First of all, I don’t agree with the idea put forth before the list of tips that stops are like insurance. Insurance makes you whole on losses suffered. Stops only provide a measure of assurance that they don’t get too large.
Here are the tips I’m good with:
2. Watch for hidden fees.
3. Never assume a stop loss order has been filled successfully.
6. New investors should use only stop market orders.
7. Use stop loss orders to setup a profit vs loss ratio.
In the case of #2, it’s a case where some brokers charge extra for non-market orders. And of course traders should always confirm all order entries and executions, which is #3.
In terms of #6, the comparison is against stop limit orders, which is where when a stop price is reached a limit order is activated rather than a regular market order. The difference is that a limit order will only be executed at the specified price or better. That means your order may not get filled, which you absolutely don’t want happening.
As for #7, I’ll go along with stops enforcing discipline and can help to better trade selection.
Now here are the ones I take issue with.
1. Never use stop loss orders for active trading.
4. For the original placement always give the stock at least 5% of space to avoid market maker abuse.
5. Don’t use stop loss orders for large positions.
8. Keep an eye out for after hours trading gaps.
9. Set the trigger price at common price increments.
10. Use with stocks that have high average daily volume.
Long-time readers of this blog know that I am not a fan of anyone using always or never in terms of trading rules, so you can guess my reaction to #1. That aside, the author is suggesting that because you’re in front of the screen watching the market you don’t need the stop. My contention is that stops help enforce discipline, and what happens if you are distracted by something while you’re trade is on?
Tip #4 is one that doesn’t fit many people’s trading.
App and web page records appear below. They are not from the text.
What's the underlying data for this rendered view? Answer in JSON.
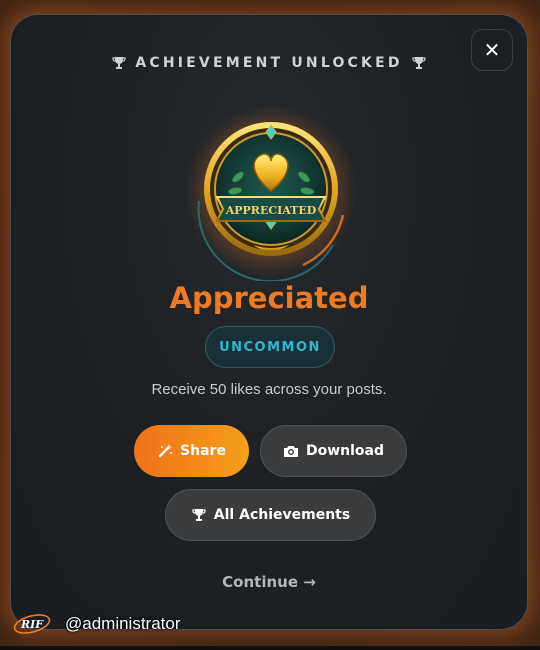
{
  "modal": {
    "header": "ACHIEVEMENT UNLOCKED",
    "close_label": "✕",
    "badge": {
      "ribbon_text": "APPRECIATED",
      "icon": "golden-heart-badge"
    },
    "title": "Appreciated",
    "rarity": "UNCOMMON",
    "description": "Receive 50 likes across your posts.",
    "buttons": {
      "share": "Share",
      "download": "Download",
      "all_achievements": "All Achievements"
    },
    "continue_label": "Continue →"
  },
  "footer": {
    "logo_text": "RIF",
    "username": "@administrator"
  },
  "colors": {
    "accent_orange": "#f07a22",
    "rarity_teal": "#2fb7cf",
    "panel": "#1e2124"
  }
}
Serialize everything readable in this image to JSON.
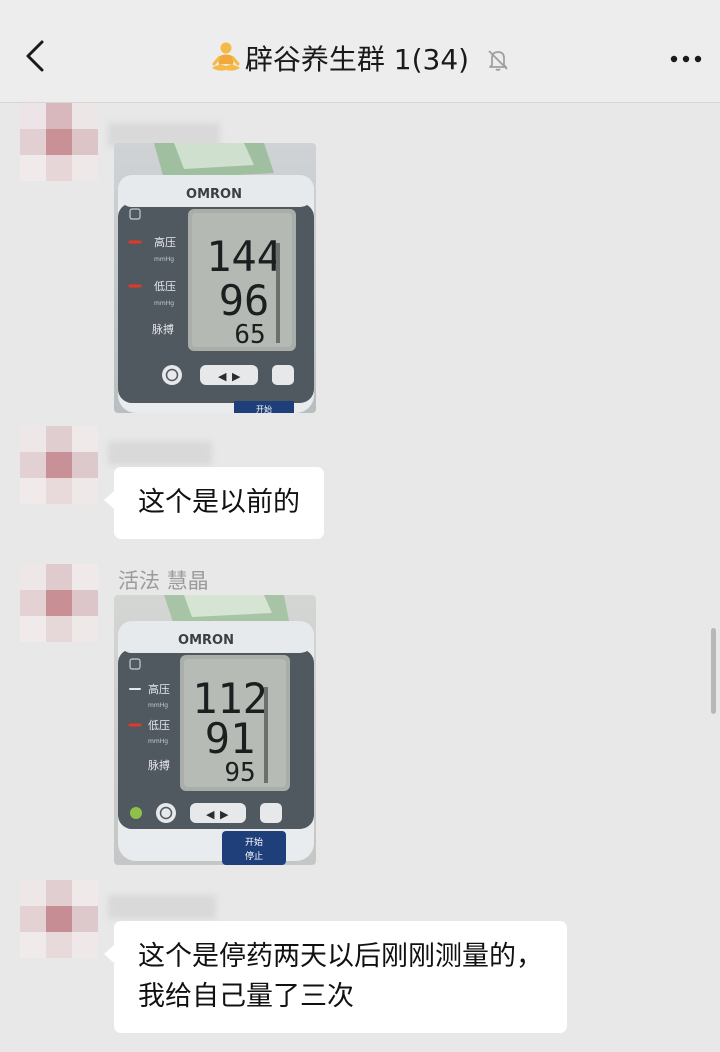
{
  "header": {
    "title": "辟谷养生群 1(34)",
    "title_icon": "meditation-emoji-icon",
    "back_icon": "chevron-left-icon",
    "mute_icon": "bell-off-icon",
    "more_icon": "more-dots-icon"
  },
  "messages": [
    {
      "type": "image",
      "sender": "",
      "device_brand": "OMRON",
      "systolic_label": "高压",
      "diastolic_label": "低压",
      "pulse_label": "脉搏",
      "unit": "mmHg",
      "systolic": "144",
      "diastolic": "96",
      "pulse": "65",
      "start_button": "开始"
    },
    {
      "type": "text",
      "sender": "",
      "text": "这个是以前的"
    },
    {
      "type": "image",
      "sender": "活法 慧晶",
      "device_brand": "OMRON",
      "systolic_label": "高压",
      "diastolic_label": "低压",
      "pulse_label": "脉搏",
      "unit": "mmHg",
      "systolic": "112",
      "diastolic": "91",
      "pulse": "95",
      "start_button": "开始",
      "stop_button": "停止"
    },
    {
      "type": "text",
      "sender": "",
      "text_line1": "这个是停药两天以后刚刚测量的，",
      "text_line2": "我给自己量了三次"
    }
  ],
  "colors": {
    "background": "#e8e8e8",
    "header": "#ededed",
    "bubble": "#ffffff",
    "led_red": "#e03a2a"
  }
}
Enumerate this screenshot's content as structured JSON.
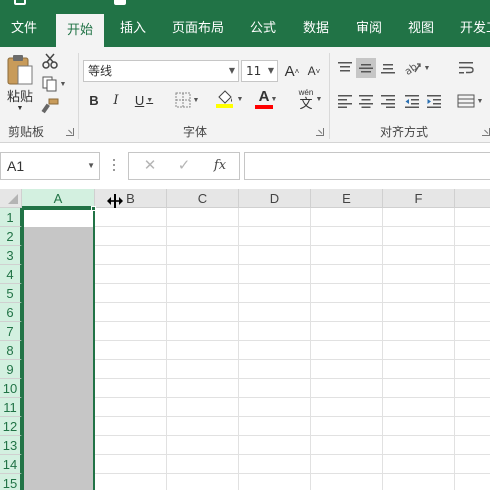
{
  "ribbon_tabs": [
    {
      "label": "文件",
      "active": false
    },
    {
      "label": "开始",
      "active": true
    },
    {
      "label": "插入",
      "active": false
    },
    {
      "label": "页面布局",
      "active": false
    },
    {
      "label": "公式",
      "active": false
    },
    {
      "label": "数据",
      "active": false
    },
    {
      "label": "审阅",
      "active": false
    },
    {
      "label": "视图",
      "active": false
    },
    {
      "label": "开发工",
      "active": false
    }
  ],
  "clipboard": {
    "paste_label": "粘贴",
    "group_label": "剪贴板"
  },
  "font": {
    "name": "等线",
    "size": "11",
    "grow_label": "A",
    "shrink_label": "A",
    "bold_label": "B",
    "italic_label": "I",
    "underline_label": "U",
    "font_color_label": "A",
    "phonetic_label": "wén",
    "phonetic_char": "文",
    "group_label": "字体",
    "fill_color": "#ffff00",
    "text_color": "#ff0000"
  },
  "alignment": {
    "group_label": "对齐方式"
  },
  "formula_bar": {
    "name_box": "A1",
    "fx_label": "fx",
    "formula": ""
  },
  "grid": {
    "columns": [
      "A",
      "B",
      "C",
      "D",
      "E",
      "F"
    ],
    "rows": [
      "1",
      "2",
      "3",
      "4",
      "5",
      "6",
      "7",
      "8",
      "9",
      "10",
      "11",
      "12",
      "13",
      "14",
      "15"
    ],
    "selected_column": "A",
    "active_cell": "A1"
  },
  "colors": {
    "accent": "#217346",
    "ribbon_bg": "#f3f3f3",
    "selection": "#c6c6c6"
  }
}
Short term traders, for example, may never expose themselves to a contrary move that large. I do, however, agree that stops should account for normal volatility.
Now for the really big problem for which I’m going to lump tips #5, #8, #9, and #10 together because they are all based on the same error in understanding. It’s one that appeared in the prior post that’s referenced at the outset of this one. The blogger is under the mistaken belief that a stop order will not get activated unless the market specifically trades at the order price. That is just flat out wrong, as this Investopedia definition indicates (italics mine):
What Does Stop Order Mean?
An order to buy or sell a security when its price surpasses a particular point, thus ensuring a greater probability of achieving a predetermined entry or exit price, limiting the investor’s loss or locking in his or her profit. Once the price surpasses the predefined entry/exit point, the stop order becomes a market order.
I tried to correct the blog author via comment when I saw the initial error, but it never went through (apparently). That site is one with a pretty large amount of traffic, suggesting the perception of authority, so I’m really surprised to see that kind of error being made.